*** Opening of Dataset entries ***

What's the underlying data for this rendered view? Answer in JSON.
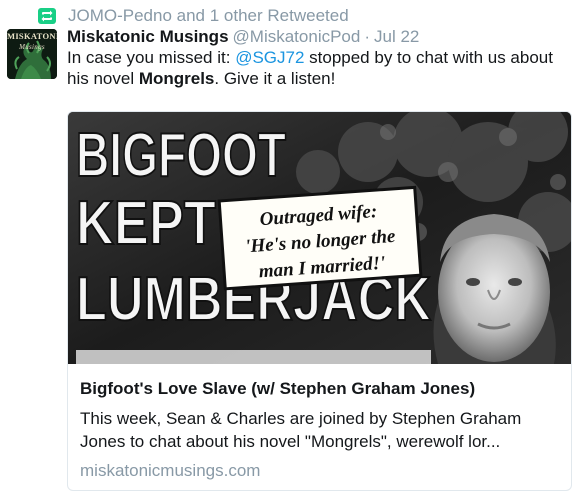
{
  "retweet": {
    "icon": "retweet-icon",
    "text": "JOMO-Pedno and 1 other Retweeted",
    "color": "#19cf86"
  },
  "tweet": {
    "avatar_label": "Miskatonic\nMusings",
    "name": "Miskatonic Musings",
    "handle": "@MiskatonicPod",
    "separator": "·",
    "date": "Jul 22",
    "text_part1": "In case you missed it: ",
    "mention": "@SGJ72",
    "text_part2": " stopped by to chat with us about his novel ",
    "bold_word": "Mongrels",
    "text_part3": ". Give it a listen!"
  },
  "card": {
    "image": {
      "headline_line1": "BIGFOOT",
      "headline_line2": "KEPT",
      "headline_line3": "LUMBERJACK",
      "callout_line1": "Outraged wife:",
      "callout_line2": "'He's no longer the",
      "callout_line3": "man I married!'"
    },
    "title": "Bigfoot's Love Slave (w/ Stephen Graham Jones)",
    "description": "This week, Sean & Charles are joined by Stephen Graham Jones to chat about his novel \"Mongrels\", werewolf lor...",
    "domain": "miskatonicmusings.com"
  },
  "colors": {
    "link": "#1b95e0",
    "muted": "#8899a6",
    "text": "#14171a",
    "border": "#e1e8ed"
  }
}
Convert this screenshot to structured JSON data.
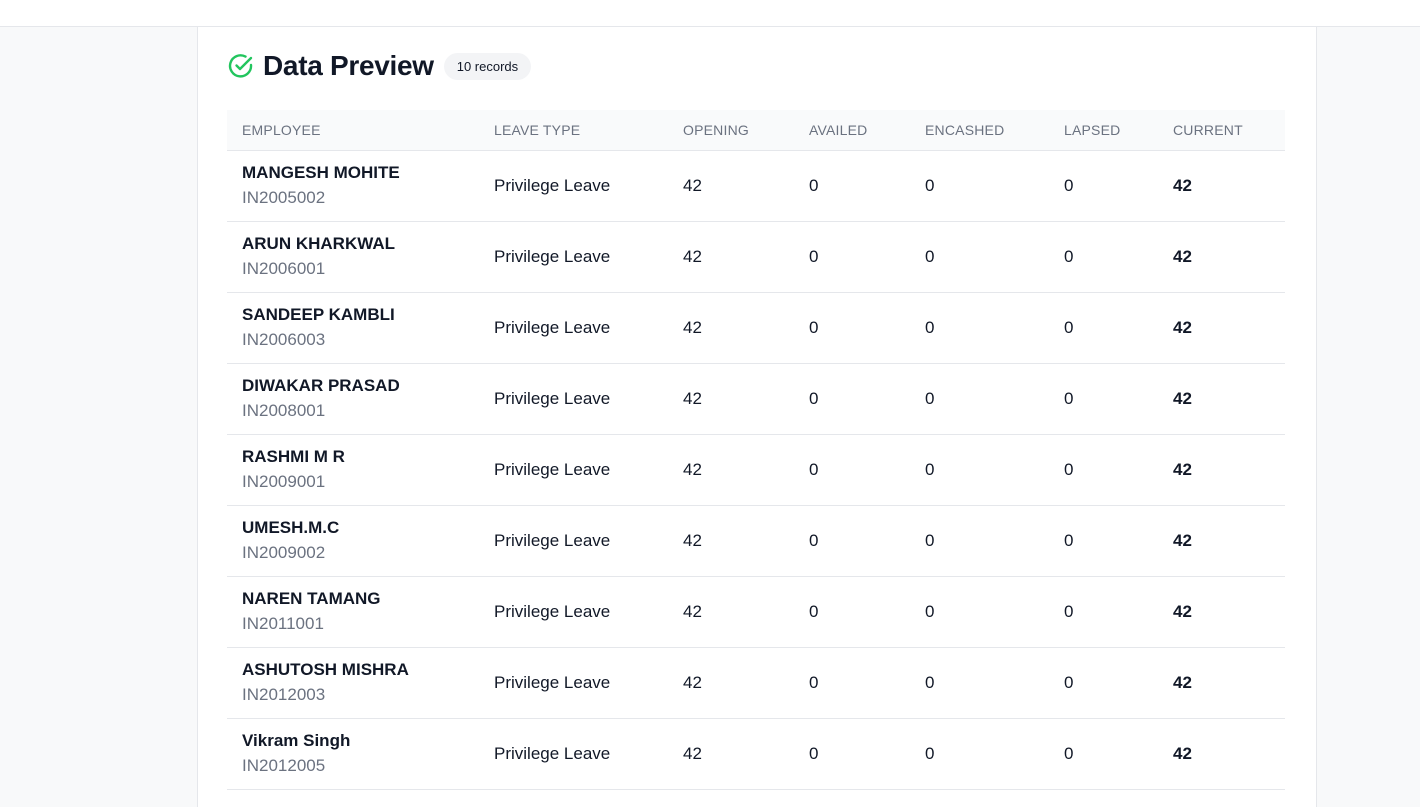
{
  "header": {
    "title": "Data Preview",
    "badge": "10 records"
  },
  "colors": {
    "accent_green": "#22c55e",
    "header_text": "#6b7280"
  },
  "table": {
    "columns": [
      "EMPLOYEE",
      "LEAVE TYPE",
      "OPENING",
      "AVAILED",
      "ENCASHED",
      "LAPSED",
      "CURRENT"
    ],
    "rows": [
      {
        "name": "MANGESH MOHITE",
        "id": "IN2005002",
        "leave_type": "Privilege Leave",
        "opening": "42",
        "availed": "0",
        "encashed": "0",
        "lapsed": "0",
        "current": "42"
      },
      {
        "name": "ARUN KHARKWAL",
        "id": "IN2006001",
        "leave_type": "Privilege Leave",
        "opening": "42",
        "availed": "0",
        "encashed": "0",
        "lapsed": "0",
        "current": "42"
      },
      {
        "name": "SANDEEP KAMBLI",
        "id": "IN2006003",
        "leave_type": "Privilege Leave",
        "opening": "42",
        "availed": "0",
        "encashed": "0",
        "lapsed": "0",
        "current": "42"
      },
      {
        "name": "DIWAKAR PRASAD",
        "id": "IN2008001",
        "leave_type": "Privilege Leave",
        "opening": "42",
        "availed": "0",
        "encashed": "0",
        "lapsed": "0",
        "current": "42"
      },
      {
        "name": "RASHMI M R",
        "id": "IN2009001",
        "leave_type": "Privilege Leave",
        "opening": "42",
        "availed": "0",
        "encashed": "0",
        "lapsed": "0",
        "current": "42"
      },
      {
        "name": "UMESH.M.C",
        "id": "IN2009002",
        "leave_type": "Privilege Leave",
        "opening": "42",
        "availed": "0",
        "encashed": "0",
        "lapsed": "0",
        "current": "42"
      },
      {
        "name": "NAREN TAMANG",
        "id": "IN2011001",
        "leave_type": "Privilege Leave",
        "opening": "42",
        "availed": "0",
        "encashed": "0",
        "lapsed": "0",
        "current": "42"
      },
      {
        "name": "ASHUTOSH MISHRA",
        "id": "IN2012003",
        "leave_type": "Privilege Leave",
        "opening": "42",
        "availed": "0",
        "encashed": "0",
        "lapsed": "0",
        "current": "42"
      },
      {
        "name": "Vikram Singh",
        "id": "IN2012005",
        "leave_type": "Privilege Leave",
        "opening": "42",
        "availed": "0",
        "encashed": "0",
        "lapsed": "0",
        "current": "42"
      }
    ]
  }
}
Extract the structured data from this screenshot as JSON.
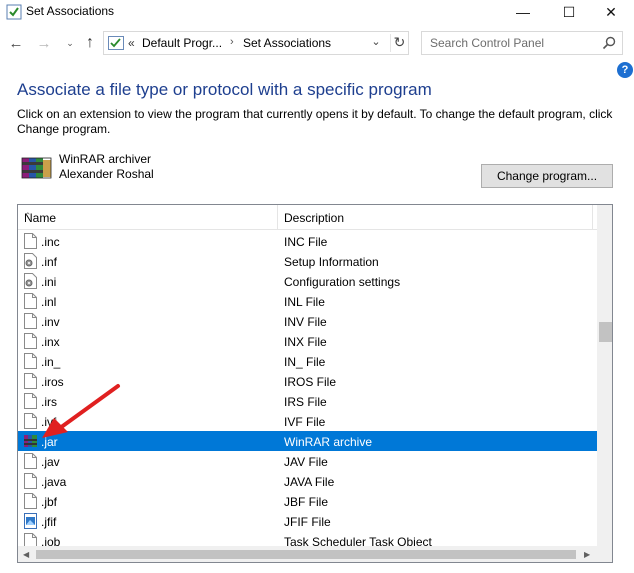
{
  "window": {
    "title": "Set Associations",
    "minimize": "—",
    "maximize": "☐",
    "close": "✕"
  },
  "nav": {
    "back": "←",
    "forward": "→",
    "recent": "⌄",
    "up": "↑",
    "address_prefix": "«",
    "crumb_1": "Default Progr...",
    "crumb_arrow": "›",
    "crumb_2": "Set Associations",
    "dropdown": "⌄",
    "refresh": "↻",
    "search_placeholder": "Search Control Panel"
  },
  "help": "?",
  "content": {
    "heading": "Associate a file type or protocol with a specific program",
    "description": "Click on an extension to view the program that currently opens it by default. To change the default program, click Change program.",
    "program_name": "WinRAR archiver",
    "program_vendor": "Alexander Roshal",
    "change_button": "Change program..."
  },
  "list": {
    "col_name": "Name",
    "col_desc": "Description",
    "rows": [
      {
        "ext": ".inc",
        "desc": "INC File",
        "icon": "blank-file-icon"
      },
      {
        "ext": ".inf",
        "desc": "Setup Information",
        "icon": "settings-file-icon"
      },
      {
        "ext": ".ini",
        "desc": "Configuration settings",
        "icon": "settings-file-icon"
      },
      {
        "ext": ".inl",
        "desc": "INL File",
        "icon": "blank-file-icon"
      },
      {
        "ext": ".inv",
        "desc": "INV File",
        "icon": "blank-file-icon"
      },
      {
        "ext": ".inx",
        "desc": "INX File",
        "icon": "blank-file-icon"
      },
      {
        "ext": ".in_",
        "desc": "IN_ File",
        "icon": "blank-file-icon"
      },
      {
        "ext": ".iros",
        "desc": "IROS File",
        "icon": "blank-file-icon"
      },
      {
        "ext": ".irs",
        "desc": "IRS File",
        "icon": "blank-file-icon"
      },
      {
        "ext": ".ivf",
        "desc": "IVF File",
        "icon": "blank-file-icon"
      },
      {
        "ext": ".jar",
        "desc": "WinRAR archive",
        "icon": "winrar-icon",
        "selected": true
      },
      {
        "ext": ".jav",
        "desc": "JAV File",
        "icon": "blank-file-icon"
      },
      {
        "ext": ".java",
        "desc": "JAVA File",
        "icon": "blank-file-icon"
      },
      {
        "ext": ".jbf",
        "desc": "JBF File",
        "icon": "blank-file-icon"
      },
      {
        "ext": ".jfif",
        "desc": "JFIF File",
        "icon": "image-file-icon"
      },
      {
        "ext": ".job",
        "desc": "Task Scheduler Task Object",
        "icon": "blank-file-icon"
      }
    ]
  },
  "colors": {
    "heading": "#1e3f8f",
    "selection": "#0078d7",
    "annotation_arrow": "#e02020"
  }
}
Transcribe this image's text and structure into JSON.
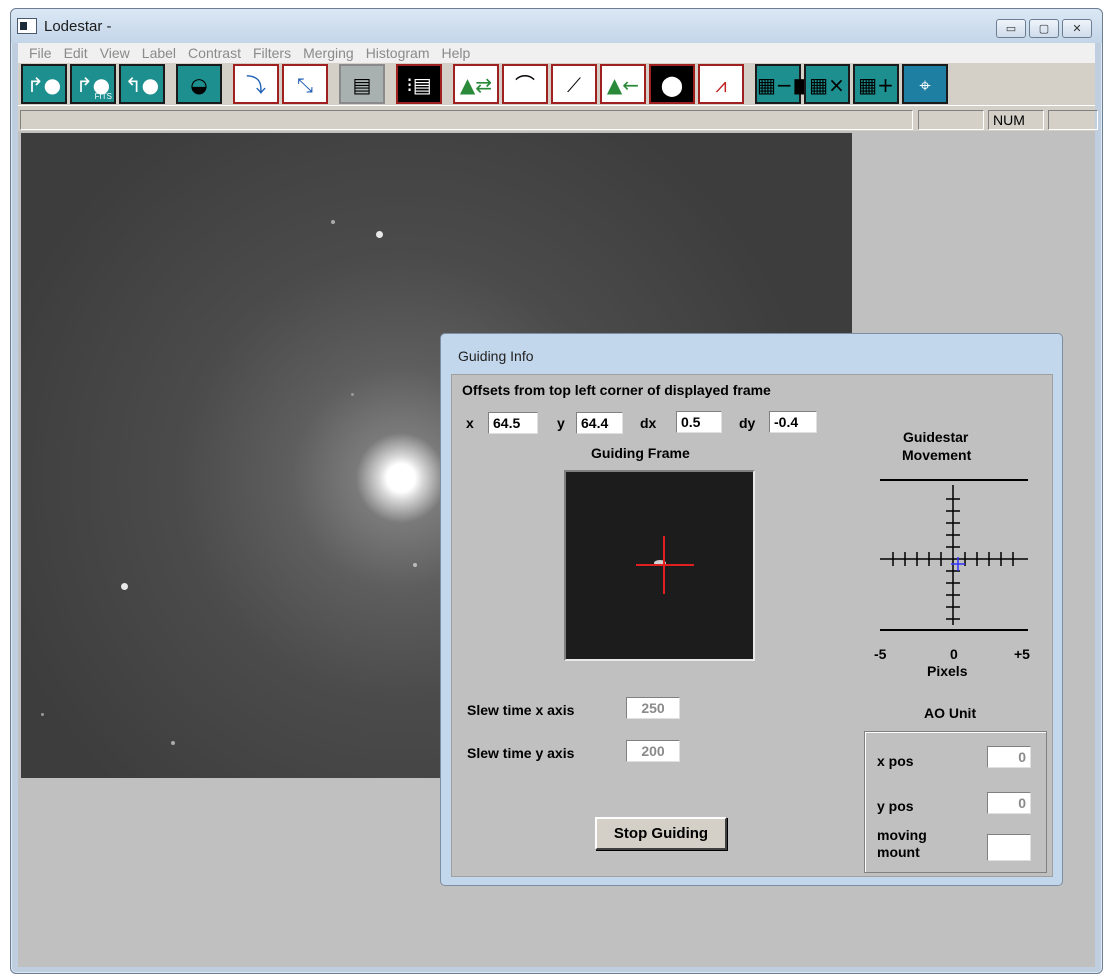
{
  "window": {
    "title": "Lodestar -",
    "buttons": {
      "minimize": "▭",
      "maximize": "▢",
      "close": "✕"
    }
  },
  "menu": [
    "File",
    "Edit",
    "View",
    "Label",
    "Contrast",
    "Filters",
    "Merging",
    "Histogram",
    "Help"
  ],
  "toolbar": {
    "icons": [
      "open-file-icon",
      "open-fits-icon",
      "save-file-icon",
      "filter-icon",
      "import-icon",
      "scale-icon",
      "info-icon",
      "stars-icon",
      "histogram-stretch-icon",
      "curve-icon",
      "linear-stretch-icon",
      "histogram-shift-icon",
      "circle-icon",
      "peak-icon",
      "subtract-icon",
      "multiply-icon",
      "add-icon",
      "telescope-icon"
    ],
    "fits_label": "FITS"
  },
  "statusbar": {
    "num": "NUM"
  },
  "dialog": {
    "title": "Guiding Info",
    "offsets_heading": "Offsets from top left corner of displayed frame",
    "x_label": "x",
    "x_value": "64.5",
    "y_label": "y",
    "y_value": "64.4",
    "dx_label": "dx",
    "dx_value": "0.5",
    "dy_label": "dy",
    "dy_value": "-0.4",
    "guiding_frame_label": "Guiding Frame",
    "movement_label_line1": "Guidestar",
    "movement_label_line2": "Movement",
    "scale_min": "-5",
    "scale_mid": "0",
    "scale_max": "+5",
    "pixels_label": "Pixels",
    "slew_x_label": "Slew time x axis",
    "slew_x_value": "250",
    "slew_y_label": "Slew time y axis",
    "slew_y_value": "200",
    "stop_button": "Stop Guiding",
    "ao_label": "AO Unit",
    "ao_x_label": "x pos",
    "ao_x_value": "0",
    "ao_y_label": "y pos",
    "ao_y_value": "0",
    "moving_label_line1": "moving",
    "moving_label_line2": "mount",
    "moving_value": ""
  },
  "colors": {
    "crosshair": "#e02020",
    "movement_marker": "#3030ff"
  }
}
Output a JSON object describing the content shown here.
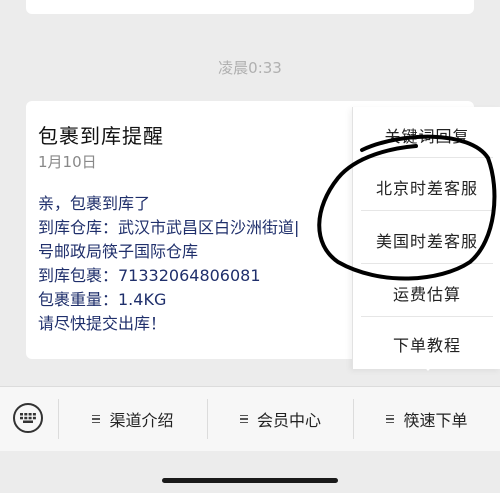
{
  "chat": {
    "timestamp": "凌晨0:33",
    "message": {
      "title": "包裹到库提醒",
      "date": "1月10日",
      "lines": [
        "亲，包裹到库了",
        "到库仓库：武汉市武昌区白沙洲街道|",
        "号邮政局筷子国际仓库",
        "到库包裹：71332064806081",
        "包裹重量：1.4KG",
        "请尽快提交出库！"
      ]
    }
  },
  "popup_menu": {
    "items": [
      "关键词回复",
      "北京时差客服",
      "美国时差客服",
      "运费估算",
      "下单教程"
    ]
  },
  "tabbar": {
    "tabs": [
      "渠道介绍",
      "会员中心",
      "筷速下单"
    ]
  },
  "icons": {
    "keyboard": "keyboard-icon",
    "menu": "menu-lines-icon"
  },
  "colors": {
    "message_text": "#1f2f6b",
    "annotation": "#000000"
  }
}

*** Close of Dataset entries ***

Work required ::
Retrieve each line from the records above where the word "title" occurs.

Result below ::
    "title": "Bigfoot's Love Slave (w/ Stephen Graham Jones)",
    "title": "Data Preview",
    "title": "Set Associations",
    "title": "Lodestar -",
    "title": "Guiding Info",
      "title": "包裹到库提醒",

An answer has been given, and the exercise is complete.